Mr. Cook, Regional Director of The Classic Car Club of America (CCCA) and one of the very early members of the Gull Wing Group, was the very definition of a "300SL enthusiast". At the 3rd annual convention of the Gull Wing Group, which coincided with the 10th anniversary of the founding of the organization by Ernie Spitzer in 1961, 24 Gullwings and 5 Roadsters were lined up with the San Francisco Bay as the backdrop. One of them was Hubert Cook's prized Gullwing, chassis 5500668 offered here. Mr. Cook drove his Mercedes all the way from Dallas, Texas, the longest distance of any of the 29 300SL owners at the convention, a telling gesture of commitment indicative of his love for the iconic Gullwing. At the conclusion of the convention, Mr. Cook was able to take two Gullwings home, the one he drove 1,700 miles from Texas to reach California, and the 1/12 scale Renwal model kit he won while there. The Gullwing model remains with the car to this day, unopened as a memento.

Hubert Cook would own Gullwing 5500668 until his passing in 2007. At that time, his son, William Robb Cook, was entrusted with taking the car into the future carrying on the Cook Gullwing legacy. The 300SL was a prized possession of the Cook family for nearly 57 years (52 years with Hubert and 5 years with his son William), residing for the entire time in Dallas, Texas.

The second owner of 5500668, (a private Texas based collector), purchased the Gullwing from William Cook in December 2012 with 66,000 original miles. At the time of purchase, the car was dressed in DB 190 Graphite Grey over Red Leather upholstery, an appearance the car had maintained since the 1970's when Hubert Cook had done an earlier cosmetic restoration of the car.

Wanting the very best and most authentic of 300SL experiences, the car was treated to a three-year comprehensive "body-off" restoration handled by Mercedes-Benz expert Bjorn Nordemo of Sports Leicht Restorations in West End, North Carolina. Between 2013 and 2016, the car was brought back to its original colors of DB 50 White with 1079 Red Leather Interior as per the Mercedes-Benz factory build documents. The fully documented (over 1000 photos plus over 43 pages of detailed work receipts) and meticulously implemented restoration work completed by Nordemo and Sports Leicht Restorations is part of a stunning 300SL package combining exceptional long term original ownership history, thorough record keeping and a finished car fit for the show field or the open road...a fitting tribute to the legacy Mercedes-Benz and Hubert Cook began in the 1950's.

Since completion of the restoration in 2016, the Gullwing has been driven to the tune of less than 300 hundred miles. The one and only time it was shown publicly, at the 2016 Pinehurst Concours d'Elegance, it won the Mercedes-Benz Club of America (MBCA) Award of Excellence.
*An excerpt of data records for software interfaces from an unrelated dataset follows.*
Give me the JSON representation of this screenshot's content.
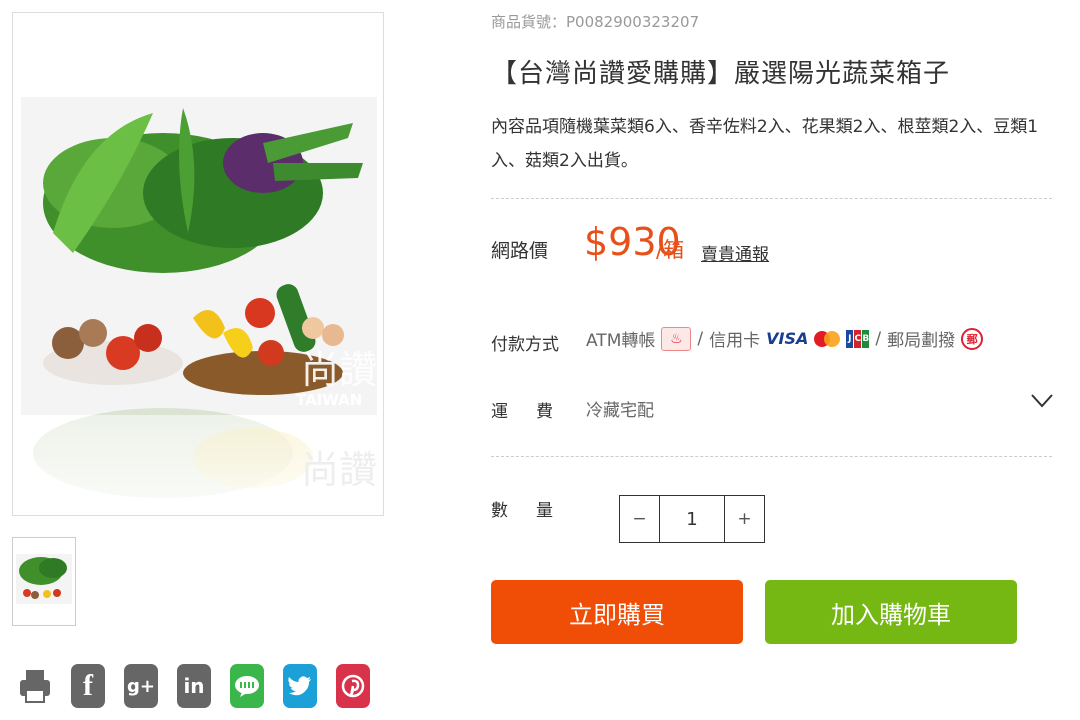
{
  "product": {
    "sku_line": "商品貨號：P0082900323207",
    "title": "【台灣尚讚愛購購】嚴選陽光蔬菜箱子",
    "description": "內容品項隨機葉菜類6入、香辛佐料2入、花果類2入、根莖類2入、豆類1入、菇類2入出貨。",
    "image_brand_text": "尚讚",
    "image_brand_sub": "TAIWAN"
  },
  "price": {
    "label": "網路價",
    "amount": "$930",
    "unit": "/箱",
    "alert_link": "賣貴通報",
    "color": "#e8501a"
  },
  "payment": {
    "label": "付款方式",
    "atm": "ATM轉帳",
    "sep1": "/",
    "credit": "信用卡",
    "visa": "VISA",
    "sep2": "/",
    "post": "郵局劃撥",
    "post_badge": "郵"
  },
  "shipping": {
    "label": "運費",
    "value": "冷藏宅配",
    "icon": "chevron-down-icon"
  },
  "quantity": {
    "label": "數量",
    "minus": "−",
    "value": "1",
    "plus": "+"
  },
  "actions": {
    "buy_now": "立即購買",
    "add_to_cart": "加入購物車",
    "buy_color": "#f04d07",
    "cart_color": "#75b814"
  },
  "share": {
    "icons": [
      "print-icon",
      "facebook-icon",
      "google-plus-icon",
      "linkedin-icon",
      "line-icon",
      "twitter-icon",
      "pinterest-icon"
    ],
    "fb": "f",
    "gp": "g+",
    "li": "in"
  }
}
As a testament to a lifetime of true enthusiast care, the chassis, engine, body, transmission and axle numbers all match the factory build sheet. All other parts of the Gullwing, including the belly pans and concave grill, have been fully restored to complete a 300SL of excellent quality.

This exquisitely restored, concours quality 300SL Gullwing is a true example of exceptionalism within the iconic 300SL line of Mercedes-Benz. Rarely does one get the opportunity to own a car that has been treated to such devoted long-term ownership from new as this Mercedes has been the beneficiary of. The car today is in superb restored show quality condition and needs nothing more than to be enjoyed and well kept.
Auction information

This auction has not been published. Catalogs are usually available four weeks before the auction. If you are interested in consigning property, the last consignment date for this auction is 13 Jun 2020